**Work instruction**:
Take every line from the entries below that includes the word "text" and copy it.

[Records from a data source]

########################################

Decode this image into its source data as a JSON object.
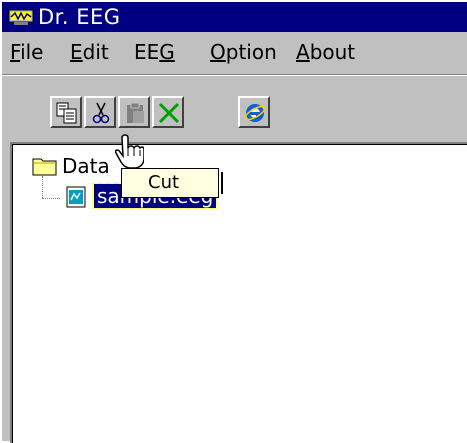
{
  "window": {
    "title": "Dr. EEG",
    "title_bar_color": "#000080",
    "icon": "dr-eeg-app-icon"
  },
  "menu": {
    "items": [
      {
        "label": "File",
        "mnemonic": "F"
      },
      {
        "label": "Edit",
        "mnemonic": "E"
      },
      {
        "label": "EEG",
        "mnemonic": "G"
      },
      {
        "label": "Option",
        "mnemonic": "O"
      },
      {
        "label": "About",
        "mnemonic": "A"
      }
    ]
  },
  "toolbar": {
    "buttons": [
      {
        "name": "copy",
        "icon": "copy-icon"
      },
      {
        "name": "cut",
        "icon": "scissors-icon"
      },
      {
        "name": "paste",
        "icon": "clipboard-icon"
      },
      {
        "name": "delete",
        "icon": "green-x-icon"
      },
      {
        "name": "web",
        "icon": "internet-explorer-icon"
      }
    ]
  },
  "tree": {
    "folder_label": "Data",
    "file_label": "sample.eeg",
    "selected_color": "#000080"
  },
  "tooltip": {
    "text": "Cut"
  }
}
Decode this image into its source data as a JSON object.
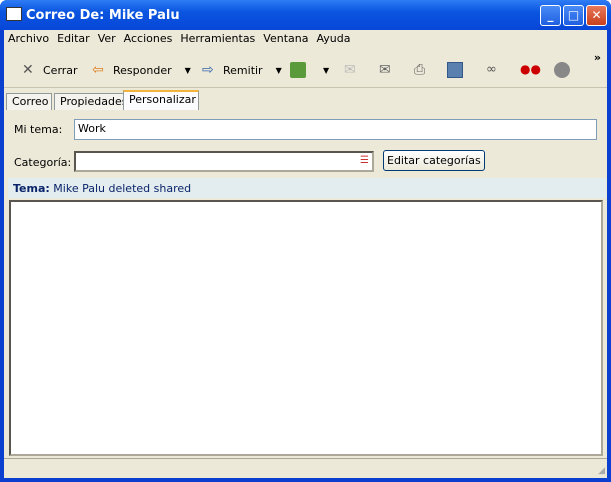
{
  "window": {
    "title": "Correo De:  Mike Palu"
  },
  "menu": [
    "Archivo",
    "Editar",
    "Ver",
    "Acciones",
    "Herramientas",
    "Ventana",
    "Ayuda"
  ],
  "toolbar": {
    "close": "Cerrar",
    "reply": "Responder",
    "forward": "Remitir",
    "more": "»"
  },
  "tabs": [
    "Correo",
    "Propiedades",
    "Personalizar"
  ],
  "form": {
    "my_subject_label": "Mi tema:",
    "my_subject_value": "Work",
    "category_label": "Categoría:",
    "category_value": "",
    "edit_categories": "Editar categorías"
  },
  "subject": {
    "label": "Tema:",
    "value": "Mike Palu deleted shared"
  }
}
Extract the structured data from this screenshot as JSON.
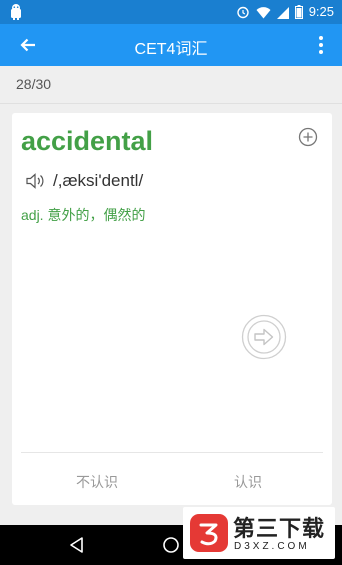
{
  "status_bar": {
    "time": "9:25",
    "icons": [
      "android-icon",
      "alarm-icon",
      "wifi-icon",
      "signal-icon",
      "battery-icon"
    ]
  },
  "app_bar": {
    "title": "CET4词汇",
    "back_icon": "arrow-back-icon",
    "menu_icon": "more-vert-icon"
  },
  "progress": {
    "text": "28/30",
    "current": 28,
    "total": 30
  },
  "card": {
    "word": "accidental",
    "phonetic": "/,æksi'dentl/",
    "meaning": "adj. 意外的，偶然的",
    "add_icon": "add-circle-icon",
    "speaker_icon": "speaker-icon",
    "next_icon": "next-arrow-icon",
    "unknown_label": "不认识",
    "known_label": "认识"
  },
  "nav_bar": {
    "icons": [
      "nav-back-icon",
      "nav-home-icon"
    ]
  },
  "watermark": {
    "title": "第三下载",
    "subtitle": "D3XZ.COM"
  },
  "colors": {
    "status_bar": "#1a7fd0",
    "app_bar": "#2196f3",
    "accent_green": "#43a047",
    "watermark_red": "#e53935"
  }
}
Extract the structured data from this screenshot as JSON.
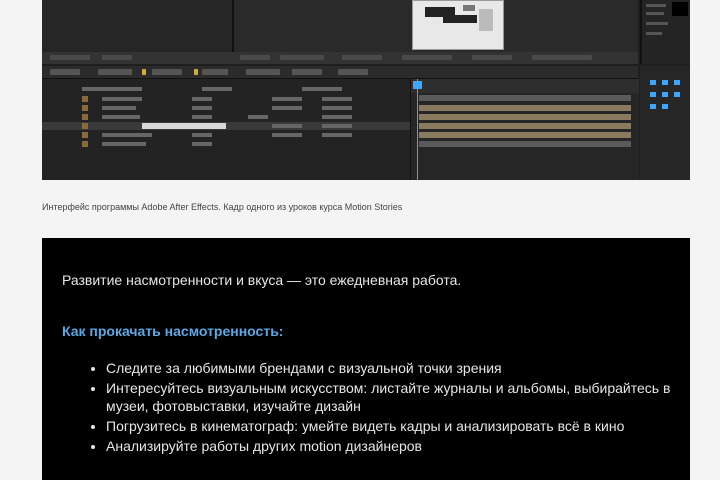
{
  "screenshot": {
    "colors": {
      "background": "#1f1f1f",
      "accent": "#3ea6ff",
      "clip": "#8a7b5e",
      "tab_active": "#cfae3c"
    }
  },
  "caption": "Интерфейс программы Adobe After Effects. Кадр одного из уроков курса Motion Stories",
  "box": {
    "lead": "Развитие насмотренности и вкуса — это ежедневная работа.",
    "heading": "Как прокачать насмотренность:",
    "items": [
      "Следите за любимыми брендами с визуальной точки зрения",
      "Интересуйтесь визуальным искусством: листайте журналы и альбомы, выбирайтесь в музеи, фотовыставки, изучайте дизайн",
      "Погрузитесь в кинематограф: умейте видеть кадры и анализировать всё в кино",
      "Анализируйте работы других motion дизайнеров"
    ],
    "colors": {
      "background": "#000000",
      "text": "#e6e6e6",
      "heading": "#5aa9e6"
    }
  }
}
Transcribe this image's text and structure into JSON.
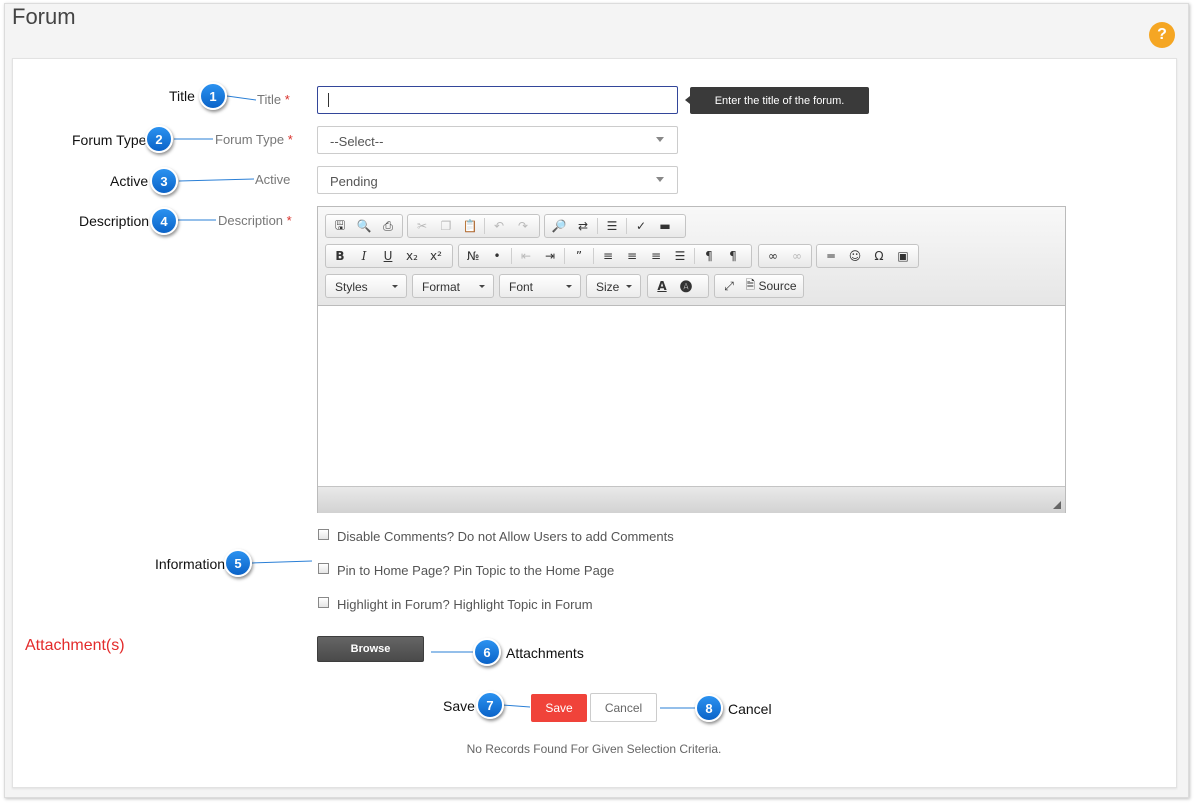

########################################

**Exercise solution**:
    "text": "Cut"
    "text": "28/30",
      "text": "#e6e6e6",
Transcribe this image's text and structure into JSON.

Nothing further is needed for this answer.